By Andy Reddick

A Nineteen-year-old Color Bearer

When the Civil War started between the Union states and the Confederate States of America, a large number of young men from Van Buren County signed up as volunteers for the Army. Among those brave men was a youngster born in Salubria (near Farmington) and raised in Keosauqua.

The nineteen-year-old with a given name of Voltaire, is described as having a fair complexion, dark eyes, dark hair, standing 5 feet 9 1/2 inches tall. Before his 20th birthday his decisive role would help bring victory for the Union cause at the Battle of Fort Donelson in Tennessee. He rose to the occasion and carried the flag to mark the victory.

As a group of his men charged up the hill, three color bearers were knocked down. Corporal Twombly picked up the flag and although he was knocked down and wounded almost immediately, he somehow arose again and carried the colors to the end of the engagement.

Although years after the fact he was given the Medal of Honor for bravery in this battle, he went on to serve in several more battles and again sustained wounds for his efforts.

After the war, he returned to Keosauqua. He eventually enrolled in Burlington Business College and for a while lived in Ottumwa where he was employed for two years.

He met Chloe Funk, whose father ran the mill and built the distillery in Pittsburg. After marrying the miller's daughter, Twombly and his wife made their home in Pittsburg where they lived for 9 years and began raising a family.

After moving his family over to Keosauqua, Voltaire became Treasurer of Van Buren County, and eventually was mayor of the City of Keosauqua, which he won because of his stand against saloons. Eventually, he was elected Treasurer of the State of Iowa and spent his last 33 years in Des Moines, serving the state in several capacities.

After Voltaire died in February of 1918, his body was placed in a receiving vault as it was the dead of winter in Iowa. It remained there until April 16 when the body was brought to Keosauqua by train and placed in Pittsburg Cemetery near family and friends. The distinguished hero and former color bearer is one of Pittsburg's most honored citizens.

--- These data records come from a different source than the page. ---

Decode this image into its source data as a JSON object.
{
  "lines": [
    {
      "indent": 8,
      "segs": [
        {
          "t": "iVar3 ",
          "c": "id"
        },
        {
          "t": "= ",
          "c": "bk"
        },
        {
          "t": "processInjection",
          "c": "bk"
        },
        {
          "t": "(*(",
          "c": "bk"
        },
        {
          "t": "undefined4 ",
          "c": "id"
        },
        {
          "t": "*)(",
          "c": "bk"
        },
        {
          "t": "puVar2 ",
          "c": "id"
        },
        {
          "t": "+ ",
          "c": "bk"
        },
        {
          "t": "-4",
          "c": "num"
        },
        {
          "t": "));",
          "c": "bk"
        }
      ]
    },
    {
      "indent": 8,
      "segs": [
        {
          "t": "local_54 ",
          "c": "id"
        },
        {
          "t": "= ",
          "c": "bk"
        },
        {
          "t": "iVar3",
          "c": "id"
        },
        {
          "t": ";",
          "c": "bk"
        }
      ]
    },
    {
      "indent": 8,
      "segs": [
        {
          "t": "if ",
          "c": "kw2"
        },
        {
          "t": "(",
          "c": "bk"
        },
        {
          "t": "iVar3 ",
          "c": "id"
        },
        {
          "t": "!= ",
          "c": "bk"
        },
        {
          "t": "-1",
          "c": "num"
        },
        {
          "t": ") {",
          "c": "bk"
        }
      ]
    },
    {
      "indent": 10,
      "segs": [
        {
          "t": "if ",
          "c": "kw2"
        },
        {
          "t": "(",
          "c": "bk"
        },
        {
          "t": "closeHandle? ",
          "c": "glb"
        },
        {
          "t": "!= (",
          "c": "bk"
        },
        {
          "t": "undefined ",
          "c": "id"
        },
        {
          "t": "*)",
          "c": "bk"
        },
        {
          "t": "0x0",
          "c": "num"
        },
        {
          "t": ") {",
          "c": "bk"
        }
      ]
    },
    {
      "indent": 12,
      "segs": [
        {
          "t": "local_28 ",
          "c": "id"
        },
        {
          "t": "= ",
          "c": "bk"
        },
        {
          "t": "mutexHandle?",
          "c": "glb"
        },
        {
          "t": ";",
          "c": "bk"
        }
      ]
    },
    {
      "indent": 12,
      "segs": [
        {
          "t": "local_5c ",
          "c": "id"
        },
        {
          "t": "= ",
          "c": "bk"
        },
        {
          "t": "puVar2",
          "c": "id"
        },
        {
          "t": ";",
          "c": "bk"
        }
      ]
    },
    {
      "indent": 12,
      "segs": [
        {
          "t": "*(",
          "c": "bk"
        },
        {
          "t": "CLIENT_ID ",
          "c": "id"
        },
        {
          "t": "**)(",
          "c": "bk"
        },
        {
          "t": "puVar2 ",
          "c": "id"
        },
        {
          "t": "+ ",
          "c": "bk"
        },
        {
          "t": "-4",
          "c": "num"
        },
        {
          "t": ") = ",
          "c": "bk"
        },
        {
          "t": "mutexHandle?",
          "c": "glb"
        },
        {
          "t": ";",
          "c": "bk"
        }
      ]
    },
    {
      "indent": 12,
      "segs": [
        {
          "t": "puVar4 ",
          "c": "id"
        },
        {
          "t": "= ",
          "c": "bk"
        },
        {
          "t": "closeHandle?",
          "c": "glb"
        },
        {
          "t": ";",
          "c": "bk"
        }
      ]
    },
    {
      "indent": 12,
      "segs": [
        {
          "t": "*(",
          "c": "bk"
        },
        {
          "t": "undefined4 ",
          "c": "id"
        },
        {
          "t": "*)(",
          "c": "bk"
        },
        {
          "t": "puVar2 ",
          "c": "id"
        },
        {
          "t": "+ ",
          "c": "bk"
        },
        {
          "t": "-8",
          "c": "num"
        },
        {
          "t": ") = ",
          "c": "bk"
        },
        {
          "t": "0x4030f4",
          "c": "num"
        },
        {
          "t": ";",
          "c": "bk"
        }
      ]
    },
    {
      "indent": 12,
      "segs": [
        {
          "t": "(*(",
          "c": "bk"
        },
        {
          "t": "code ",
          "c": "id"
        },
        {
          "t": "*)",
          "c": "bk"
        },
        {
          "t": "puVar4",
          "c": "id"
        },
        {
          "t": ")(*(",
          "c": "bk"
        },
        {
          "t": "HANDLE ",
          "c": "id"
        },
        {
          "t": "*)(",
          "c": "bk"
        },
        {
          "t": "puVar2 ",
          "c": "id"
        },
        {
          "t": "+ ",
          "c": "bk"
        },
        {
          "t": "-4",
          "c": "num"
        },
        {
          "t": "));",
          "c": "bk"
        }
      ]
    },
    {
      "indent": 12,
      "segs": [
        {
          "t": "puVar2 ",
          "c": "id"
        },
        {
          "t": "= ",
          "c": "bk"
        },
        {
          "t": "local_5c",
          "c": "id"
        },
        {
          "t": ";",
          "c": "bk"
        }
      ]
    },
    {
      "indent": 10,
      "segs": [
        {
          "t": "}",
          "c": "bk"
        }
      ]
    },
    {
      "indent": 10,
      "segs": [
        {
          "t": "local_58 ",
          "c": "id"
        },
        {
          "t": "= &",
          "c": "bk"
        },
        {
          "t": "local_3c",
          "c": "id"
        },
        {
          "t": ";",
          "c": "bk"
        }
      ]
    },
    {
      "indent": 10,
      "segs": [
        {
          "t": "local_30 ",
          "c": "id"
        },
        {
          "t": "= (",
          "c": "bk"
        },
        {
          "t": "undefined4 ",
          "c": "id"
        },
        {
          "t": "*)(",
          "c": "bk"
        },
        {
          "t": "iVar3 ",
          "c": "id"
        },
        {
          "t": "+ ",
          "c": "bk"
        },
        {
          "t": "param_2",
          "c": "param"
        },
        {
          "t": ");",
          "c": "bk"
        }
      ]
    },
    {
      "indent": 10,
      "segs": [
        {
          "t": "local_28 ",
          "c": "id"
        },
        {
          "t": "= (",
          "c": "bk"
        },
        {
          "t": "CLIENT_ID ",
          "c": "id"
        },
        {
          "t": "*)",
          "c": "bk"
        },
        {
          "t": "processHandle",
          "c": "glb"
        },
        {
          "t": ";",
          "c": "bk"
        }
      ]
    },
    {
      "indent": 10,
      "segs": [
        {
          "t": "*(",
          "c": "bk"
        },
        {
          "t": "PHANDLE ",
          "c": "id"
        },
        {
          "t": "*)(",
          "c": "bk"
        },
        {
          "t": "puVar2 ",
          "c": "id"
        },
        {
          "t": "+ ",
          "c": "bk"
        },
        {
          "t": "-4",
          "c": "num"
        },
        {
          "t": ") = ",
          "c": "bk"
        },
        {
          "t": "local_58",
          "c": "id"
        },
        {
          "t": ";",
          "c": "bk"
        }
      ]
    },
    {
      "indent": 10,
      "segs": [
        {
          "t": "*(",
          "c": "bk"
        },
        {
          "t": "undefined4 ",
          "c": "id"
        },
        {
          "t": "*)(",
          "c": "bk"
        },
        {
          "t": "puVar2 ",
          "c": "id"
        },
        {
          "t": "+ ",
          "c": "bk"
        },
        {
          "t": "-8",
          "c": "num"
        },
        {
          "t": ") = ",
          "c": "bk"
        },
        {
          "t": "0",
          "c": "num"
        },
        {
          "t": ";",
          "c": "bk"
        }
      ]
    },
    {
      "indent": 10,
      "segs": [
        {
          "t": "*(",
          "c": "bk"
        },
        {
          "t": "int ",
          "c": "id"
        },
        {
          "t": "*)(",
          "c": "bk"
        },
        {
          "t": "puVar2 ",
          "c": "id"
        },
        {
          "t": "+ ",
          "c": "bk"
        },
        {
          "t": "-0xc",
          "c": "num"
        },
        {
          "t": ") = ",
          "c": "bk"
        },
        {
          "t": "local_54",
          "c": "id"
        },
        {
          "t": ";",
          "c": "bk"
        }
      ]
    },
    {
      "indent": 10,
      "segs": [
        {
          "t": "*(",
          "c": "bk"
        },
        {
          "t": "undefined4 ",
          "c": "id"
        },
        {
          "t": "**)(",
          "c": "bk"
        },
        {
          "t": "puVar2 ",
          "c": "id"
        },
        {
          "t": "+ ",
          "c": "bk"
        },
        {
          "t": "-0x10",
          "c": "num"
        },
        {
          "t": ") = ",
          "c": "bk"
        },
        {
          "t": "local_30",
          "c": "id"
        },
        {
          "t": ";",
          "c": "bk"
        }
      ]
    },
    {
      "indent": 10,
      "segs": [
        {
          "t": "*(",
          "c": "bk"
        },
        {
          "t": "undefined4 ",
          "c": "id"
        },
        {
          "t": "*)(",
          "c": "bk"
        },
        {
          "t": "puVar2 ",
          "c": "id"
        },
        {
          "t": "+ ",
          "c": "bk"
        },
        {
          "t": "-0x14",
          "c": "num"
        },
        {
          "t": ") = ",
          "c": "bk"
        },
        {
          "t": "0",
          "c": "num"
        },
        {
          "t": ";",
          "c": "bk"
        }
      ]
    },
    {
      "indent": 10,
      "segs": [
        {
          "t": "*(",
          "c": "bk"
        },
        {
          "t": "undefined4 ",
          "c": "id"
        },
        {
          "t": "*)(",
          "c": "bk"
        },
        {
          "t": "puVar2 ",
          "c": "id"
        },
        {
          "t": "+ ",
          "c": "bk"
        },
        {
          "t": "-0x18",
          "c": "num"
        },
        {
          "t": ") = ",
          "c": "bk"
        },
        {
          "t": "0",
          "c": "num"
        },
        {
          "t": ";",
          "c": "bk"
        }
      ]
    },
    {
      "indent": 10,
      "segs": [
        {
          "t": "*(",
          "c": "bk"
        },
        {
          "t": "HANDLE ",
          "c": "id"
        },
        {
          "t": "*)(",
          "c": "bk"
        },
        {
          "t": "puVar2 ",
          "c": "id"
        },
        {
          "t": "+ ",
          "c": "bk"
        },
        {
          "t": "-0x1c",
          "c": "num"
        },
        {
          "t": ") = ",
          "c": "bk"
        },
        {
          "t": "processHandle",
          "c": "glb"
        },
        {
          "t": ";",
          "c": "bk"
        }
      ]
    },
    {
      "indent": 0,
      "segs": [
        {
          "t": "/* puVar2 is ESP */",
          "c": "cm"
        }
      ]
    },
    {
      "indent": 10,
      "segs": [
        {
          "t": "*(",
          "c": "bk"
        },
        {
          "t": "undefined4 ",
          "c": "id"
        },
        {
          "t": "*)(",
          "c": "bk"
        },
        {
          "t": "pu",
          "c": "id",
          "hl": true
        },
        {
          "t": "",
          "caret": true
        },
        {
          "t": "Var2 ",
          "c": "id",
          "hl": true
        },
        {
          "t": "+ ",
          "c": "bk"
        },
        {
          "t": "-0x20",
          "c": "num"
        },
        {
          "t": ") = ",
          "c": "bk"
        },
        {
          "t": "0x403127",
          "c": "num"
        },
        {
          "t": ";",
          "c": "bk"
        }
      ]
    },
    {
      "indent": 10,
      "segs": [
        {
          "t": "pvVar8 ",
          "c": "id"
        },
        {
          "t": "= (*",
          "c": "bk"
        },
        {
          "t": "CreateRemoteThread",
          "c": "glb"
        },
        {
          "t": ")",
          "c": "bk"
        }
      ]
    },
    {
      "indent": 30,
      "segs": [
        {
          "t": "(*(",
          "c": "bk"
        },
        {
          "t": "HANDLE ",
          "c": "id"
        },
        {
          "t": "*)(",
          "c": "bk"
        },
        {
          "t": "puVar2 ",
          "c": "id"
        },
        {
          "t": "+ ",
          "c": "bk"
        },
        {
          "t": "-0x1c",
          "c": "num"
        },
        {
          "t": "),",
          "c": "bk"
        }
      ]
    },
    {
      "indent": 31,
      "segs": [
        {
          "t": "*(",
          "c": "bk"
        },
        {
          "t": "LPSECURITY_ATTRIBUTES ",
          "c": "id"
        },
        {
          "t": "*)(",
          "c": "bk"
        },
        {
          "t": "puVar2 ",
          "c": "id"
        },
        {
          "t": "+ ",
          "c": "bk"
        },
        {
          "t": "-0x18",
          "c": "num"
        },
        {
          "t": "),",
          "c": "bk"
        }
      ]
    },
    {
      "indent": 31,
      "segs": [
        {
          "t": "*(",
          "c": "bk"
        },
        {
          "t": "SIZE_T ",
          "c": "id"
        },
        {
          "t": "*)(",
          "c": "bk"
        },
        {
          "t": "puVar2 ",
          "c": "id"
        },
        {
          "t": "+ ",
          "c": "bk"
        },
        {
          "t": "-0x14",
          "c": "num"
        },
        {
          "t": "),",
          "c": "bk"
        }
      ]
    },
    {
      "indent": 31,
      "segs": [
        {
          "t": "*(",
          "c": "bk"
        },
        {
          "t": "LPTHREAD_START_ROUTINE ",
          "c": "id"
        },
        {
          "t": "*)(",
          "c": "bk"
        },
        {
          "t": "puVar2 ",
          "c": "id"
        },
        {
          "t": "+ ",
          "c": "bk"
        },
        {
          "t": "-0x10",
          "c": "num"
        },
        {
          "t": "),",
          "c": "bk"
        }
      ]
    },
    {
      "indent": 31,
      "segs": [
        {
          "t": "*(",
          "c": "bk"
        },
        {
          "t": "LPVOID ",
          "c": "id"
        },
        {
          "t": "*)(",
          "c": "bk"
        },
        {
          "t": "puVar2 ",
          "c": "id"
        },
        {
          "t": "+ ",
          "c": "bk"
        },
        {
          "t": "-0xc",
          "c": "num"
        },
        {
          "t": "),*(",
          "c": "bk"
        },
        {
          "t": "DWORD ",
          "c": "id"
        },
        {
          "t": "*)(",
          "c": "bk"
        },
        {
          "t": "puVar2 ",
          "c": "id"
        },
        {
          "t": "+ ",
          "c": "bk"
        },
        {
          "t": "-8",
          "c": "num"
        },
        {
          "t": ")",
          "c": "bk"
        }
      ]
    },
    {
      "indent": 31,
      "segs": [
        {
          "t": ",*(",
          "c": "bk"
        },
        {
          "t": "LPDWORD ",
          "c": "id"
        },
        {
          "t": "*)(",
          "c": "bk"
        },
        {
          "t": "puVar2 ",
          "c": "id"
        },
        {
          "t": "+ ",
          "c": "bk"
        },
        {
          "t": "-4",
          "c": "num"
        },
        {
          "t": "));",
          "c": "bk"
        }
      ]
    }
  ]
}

 - -
Contributed to the Van Buren Co. IAGenWeb Project by Andy Reddick